Mammas, I.N., & Mammas, I.N. (2019). Paediatric Virology and respiratory syncytial virus: An interview with Honorary Senior Lecturer in Paediatric Infectious Diseases Dr Simon B. Drysdale (St. George's, University of London, UK). Experimental and Therapeutic Medicine, 18, 3226-3230. https://doi.org/10.3892/etm.2019.7947
MLA
Mammas, I. N., Spandidos, D. A."Paediatric Virology and respiratory syncytial virus: An interview with Honorary Senior Lecturer in Paediatric Infectious Diseases Dr Simon B. Drysdale (St. George's, University of London, UK)". Experimental and Therapeutic Medicine 18.4 (2019): 3226-3230.
Chicago

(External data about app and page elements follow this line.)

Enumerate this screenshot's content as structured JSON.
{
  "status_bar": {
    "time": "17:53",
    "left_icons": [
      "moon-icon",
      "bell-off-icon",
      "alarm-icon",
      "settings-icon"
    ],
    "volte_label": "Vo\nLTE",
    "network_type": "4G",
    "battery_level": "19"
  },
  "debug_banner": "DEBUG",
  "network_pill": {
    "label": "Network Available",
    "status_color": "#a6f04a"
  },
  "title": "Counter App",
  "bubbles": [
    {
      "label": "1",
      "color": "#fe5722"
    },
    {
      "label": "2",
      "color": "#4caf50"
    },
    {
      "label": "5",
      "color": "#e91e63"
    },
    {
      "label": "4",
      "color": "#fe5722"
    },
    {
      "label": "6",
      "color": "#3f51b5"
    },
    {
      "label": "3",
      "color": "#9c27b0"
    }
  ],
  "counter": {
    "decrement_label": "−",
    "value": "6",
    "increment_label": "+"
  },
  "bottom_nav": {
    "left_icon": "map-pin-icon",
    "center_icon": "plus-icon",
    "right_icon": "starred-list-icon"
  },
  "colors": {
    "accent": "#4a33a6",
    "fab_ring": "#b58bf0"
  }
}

Mammas, I. N., Spandidos, D. A."Paediatric Virology and respiratory syncytial virus: An interview with Honorary Senior Lecturer in Paediatric Infectious Diseases Dr Simon B. Drysdale (St. George's, University of London, UK)". Experimental and Therapeutic Medicine 18, no. 4 (2019): 3226-3230. https://doi.org/10.3892/etm.2019.7947